LANCASTER — Garrard Circuit Judge Hunter Daugherty heard it from both sides Friday before deciding the fate of Tyler Brock.
Brock’s attorney, Gary Crabtree, painted an idyllic picture of his client as valedictorian and star athlete at his high school who had completed 3 1⁄2 years of college with high marks and had designs on becoming a game warden or park ranger. Brock never had been arrested, Crabtree said, and has “tremendous support of family and friends” back in Laurel County, many of whom were in the courtroom.
“We’re talking about one day in his life that was an aberration,” Crabtree told Daugherty.
That “one day” was June 12, 2011, when Brock repeatedly beat and kicked severely handicapped Shaun Akridge, 35, to death inside a group home in Paint Lick where Akridge was a resident and Brock worked as a “caregiver.”
Brock, 22, pleaded guilty last month to second-degree manslaughter in Akridge’s death and appeared Friday before Daugherty for sentencing, with 20 years the punishment recommended by Commonwealth’s Attorney Tom Lockridge. Crabtree argued that Brock’s sentence should be probated based on his otherwise storybook life, saying “the community would understand probation” in this case.
But Akridge’s brother, Wayne Akridge, provided the judge with a different perspective on Brock, calling him “a vicious animal who was supposed to protect my brother from harm.”
Wayne Akridge said his brother — who functioned at the level of a 7-year-old after being damaged in the womb by fetal alcohol poisoning and spent his adult life institutionalized — suffered in pain for four hours before he died while Brock took steps to cover his crime. Brock initially told police that another resident of the home had killed Shaun Akridge in a fight.
“First he tried to hide it and then he blamed it on another person. This shows no remorse,” Wayne Akridge said.
Wayne Akridge said autopsy results showed Shaun Akridge had injuries dating back a month before he died. Brock’s relentless beating of his brother was “no different than beating a child until he dies,” he told Daugherty.
Beginning his deliberation on the bench, the judge said, “This is one of those cases that defies explanation.”
While agreeing with Crabtree’s assessment that Brock didn’t need “correctional treatment,” Daugherty said granting probation would undermine the seriousness of the crime in the mind of the public.
“This offense is so heinous most of us can’t understand how you could do something like this,” Daugherty told Brock, who remained silent and stone-faced throughout the proceeding. “There’s a pattern of conduct where you treated him almost like a punching bag.”

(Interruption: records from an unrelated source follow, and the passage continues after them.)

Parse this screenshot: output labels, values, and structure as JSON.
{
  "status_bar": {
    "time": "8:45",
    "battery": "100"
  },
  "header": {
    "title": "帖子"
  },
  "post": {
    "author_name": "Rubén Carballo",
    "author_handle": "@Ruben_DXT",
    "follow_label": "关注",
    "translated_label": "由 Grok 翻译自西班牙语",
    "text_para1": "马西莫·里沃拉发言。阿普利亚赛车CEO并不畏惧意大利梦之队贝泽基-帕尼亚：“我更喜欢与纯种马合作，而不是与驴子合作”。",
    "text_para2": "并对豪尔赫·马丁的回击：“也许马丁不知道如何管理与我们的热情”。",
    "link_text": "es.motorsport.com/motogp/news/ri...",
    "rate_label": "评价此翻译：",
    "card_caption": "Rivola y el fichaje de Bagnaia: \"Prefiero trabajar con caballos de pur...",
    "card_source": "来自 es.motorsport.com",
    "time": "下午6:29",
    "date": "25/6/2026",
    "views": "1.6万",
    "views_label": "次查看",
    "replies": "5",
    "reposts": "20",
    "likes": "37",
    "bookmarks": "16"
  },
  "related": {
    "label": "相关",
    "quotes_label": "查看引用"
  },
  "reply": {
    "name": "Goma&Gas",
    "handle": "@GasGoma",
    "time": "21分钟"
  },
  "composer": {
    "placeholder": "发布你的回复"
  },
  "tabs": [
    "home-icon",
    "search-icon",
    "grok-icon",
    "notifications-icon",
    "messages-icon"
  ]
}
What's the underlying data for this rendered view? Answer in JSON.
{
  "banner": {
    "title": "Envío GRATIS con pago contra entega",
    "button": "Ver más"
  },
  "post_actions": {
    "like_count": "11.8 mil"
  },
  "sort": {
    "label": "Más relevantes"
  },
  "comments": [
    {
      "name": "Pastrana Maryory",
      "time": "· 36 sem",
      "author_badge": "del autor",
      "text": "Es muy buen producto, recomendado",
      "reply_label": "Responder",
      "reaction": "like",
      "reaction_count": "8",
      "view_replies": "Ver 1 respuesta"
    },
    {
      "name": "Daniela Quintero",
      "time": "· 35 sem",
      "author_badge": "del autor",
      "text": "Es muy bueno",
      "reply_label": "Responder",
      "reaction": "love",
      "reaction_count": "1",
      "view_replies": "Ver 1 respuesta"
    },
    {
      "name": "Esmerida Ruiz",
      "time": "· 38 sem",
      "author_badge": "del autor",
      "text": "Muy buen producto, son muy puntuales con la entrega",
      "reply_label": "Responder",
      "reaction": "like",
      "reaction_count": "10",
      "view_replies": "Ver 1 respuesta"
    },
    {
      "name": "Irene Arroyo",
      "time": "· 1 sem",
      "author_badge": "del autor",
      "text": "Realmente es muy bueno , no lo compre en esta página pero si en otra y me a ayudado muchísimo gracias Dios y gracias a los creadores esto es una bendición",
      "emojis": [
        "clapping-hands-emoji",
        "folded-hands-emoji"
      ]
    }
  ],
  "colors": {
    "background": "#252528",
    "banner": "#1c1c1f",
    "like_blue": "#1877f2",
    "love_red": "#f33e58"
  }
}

After Daugherty imposed the 20-year sentence, Brock, who has been free on bond since September, was taken into custody as his family members, many in tears, filed from the courtroom.
Outside, Wayne Akridge said he was pleased with the sentence, even though Brock will be eligible for his first parole hearing in four years.
As administrator of his brother’s estate, Wayne Akridge, who lives in Bullitt County, has filed a wrongful death lawsuit against Brock and Community Ties of America, which operated the group home in Paint Lick.
Akridge said his brother had spent about 10 years at the state-operated Oakwood facility in Somerset before being transferred to the group home in Paint Lick.
Shaun Akridge was sometimes given to violent episodes at Oakwood, his brother said, questioning the wisdom of moving him to a home operated by the for-profit Community Ties, where staffing and supervision was much more lax.
“He really liked trucks, fast cars and music,” Akridge said of his brother. “He was happy if he could get those things, but he was unhappy if he couldn’t and there was some trouble. But he was loved, he was a good person. Some of the people who worked with him at Oakwood came to his funeral.”
Akridge said he never learned what caused Brock to attack his brother that day.
“All I know is that they were coming in from an outdoor activity and something happened and Shaun ended up down on all fours and he just started kicking him in the abdomen. Another employee saw it happening and just ran away,” he said.
Akridge said Brock has never apologized for his actions and said he felt that Brock and his party thought Shaun was somehow less than human because of his diminished mental capacity.
“It seems to me they are, like, ‘It was one day, it happened, now everyone needs to forget about it and move on with their lives,’” he said. “But Shaun has a family that loved him, too.”